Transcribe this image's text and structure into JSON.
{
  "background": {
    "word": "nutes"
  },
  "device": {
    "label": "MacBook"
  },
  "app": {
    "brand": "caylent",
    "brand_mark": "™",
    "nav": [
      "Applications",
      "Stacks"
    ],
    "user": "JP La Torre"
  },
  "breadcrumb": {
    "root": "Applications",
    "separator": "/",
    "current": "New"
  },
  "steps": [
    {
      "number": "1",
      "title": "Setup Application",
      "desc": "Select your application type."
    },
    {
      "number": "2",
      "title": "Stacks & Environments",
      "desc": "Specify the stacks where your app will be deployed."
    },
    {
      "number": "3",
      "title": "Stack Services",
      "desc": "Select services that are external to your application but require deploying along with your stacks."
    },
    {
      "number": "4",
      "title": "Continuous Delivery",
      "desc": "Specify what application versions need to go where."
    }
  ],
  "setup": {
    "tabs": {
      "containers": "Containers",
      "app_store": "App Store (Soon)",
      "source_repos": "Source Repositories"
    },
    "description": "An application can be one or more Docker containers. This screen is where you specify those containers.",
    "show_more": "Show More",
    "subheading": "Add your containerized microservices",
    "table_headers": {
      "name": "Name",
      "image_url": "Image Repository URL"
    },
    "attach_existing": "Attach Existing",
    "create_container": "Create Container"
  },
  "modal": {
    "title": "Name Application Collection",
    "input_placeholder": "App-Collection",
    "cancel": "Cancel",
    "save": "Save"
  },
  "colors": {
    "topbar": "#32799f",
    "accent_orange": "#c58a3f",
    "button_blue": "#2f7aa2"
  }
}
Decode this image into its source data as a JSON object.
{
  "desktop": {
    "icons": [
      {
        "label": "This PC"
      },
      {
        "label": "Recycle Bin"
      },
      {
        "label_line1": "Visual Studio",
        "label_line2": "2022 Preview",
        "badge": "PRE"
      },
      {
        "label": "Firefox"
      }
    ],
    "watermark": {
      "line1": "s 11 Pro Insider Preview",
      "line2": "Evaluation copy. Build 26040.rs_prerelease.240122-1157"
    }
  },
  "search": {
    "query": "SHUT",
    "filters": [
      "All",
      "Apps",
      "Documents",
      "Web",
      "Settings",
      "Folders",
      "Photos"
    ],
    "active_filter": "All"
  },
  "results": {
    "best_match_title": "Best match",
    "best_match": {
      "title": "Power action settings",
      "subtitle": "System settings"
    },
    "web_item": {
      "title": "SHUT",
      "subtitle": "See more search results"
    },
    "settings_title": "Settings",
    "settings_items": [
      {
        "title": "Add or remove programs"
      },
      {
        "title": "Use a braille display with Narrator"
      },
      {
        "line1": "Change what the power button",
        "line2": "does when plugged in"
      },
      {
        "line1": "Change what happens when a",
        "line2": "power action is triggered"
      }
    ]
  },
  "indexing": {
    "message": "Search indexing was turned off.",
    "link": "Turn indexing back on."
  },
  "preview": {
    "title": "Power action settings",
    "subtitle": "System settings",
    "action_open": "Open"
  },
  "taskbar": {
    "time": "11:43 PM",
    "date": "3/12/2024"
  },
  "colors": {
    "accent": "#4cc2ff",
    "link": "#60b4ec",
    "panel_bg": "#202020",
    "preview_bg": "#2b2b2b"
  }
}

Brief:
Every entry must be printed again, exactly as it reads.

Output for this exercise:
Transcribe this image's text and structure into JSON.
{
  "background": {
    "word": "nutes"
  },
  "device": {
    "label": "MacBook"
  },
  "app": {
    "brand": "caylent",
    "brand_mark": "™",
    "nav": [
      "Applications",
      "Stacks"
    ],
    "user": "JP La Torre"
  },
  "breadcrumb": {
    "root": "Applications",
    "separator": "/",
    "current": "New"
  },
  "steps": [
    {
      "number": "1",
      "title": "Setup Application",
      "desc": "Select your application type."
    },
    {
      "number": "2",
      "title": "Stacks & Environments",
      "desc": "Specify the stacks where your app will be deployed."
    },
    {
      "number": "3",
      "title": "Stack Services",
      "desc": "Select services that are external to your application but require deploying along with your stacks."
    },
    {
      "number": "4",
      "title": "Continuous Delivery",
      "desc": "Specify what application versions need to go where."
    }
  ],
  "setup": {
    "tabs": {
      "containers": "Containers",
      "app_store": "App Store (Soon)",
      "source_repos": "Source Repositories"
    },
    "description": "An application can be one or more Docker containers. This screen is where you specify those containers.",
    "show_more": "Show More",
    "subheading": "Add your containerized microservices",
    "table_headers": {
      "name": "Name",
      "image_url": "Image Repository URL"
    },
    "attach_existing": "Attach Existing",
    "create_container": "Create Container"
  },
  "modal": {
    "title": "Name Application Collection",
    "input_placeholder": "App-Collection",
    "cancel": "Cancel",
    "save": "Save"
  },
  "colors": {
    "topbar": "#32799f",
    "accent_orange": "#c58a3f",
    "button_blue": "#2f7aa2"
  }
}
Decode this image into its source data as a JSON object.
{
  "desktop": {
    "icons": [
      {
        "label": "This PC"
      },
      {
        "label": "Recycle Bin"
      },
      {
        "label_line1": "Visual Studio",
        "label_line2": "2022 Preview",
        "badge": "PRE"
      },
      {
        "label": "Firefox"
      }
    ],
    "watermark": {
      "line1": "s 11 Pro Insider Preview",
      "line2": "Evaluation copy. Build 26040.rs_prerelease.240122-1157"
    }
  },
  "search": {
    "query": "SHUT",
    "filters": [
      "All",
      "Apps",
      "Documents",
      "Web",
      "Settings",
      "Folders",
      "Photos"
    ],
    "active_filter": "All"
  },
  "results": {
    "best_match_title": "Best match",
    "best_match": {
      "title": "Power action settings",
      "subtitle": "System settings"
    },
    "web_item": {
      "title": "SHUT",
      "subtitle": "See more search results"
    },
    "settings_title": "Settings",
    "settings_items": [
      {
        "title": "Add or remove programs"
      },
      {
        "title": "Use a braille display with Narrator"
      },
      {
        "line1": "Change what the power button",
        "line2": "does when plugged in"
      },
      {
        "line1": "Change what happens when a",
        "line2": "power action is triggered"
      }
    ]
  },
  "indexing": {
    "message": "Search indexing was turned off.",
    "link": "Turn indexing back on."
  },
  "preview": {
    "title": "Power action settings",
    "subtitle": "System settings",
    "action_open": "Open"
  },
  "taskbar": {
    "time": "11:43 PM",
    "date": "3/12/2024"
  },
  "colors": {
    "accent": "#4cc2ff",
    "link": "#60b4ec",
    "panel_bg": "#202020",
    "preview_bg": "#2b2b2b"
  }
}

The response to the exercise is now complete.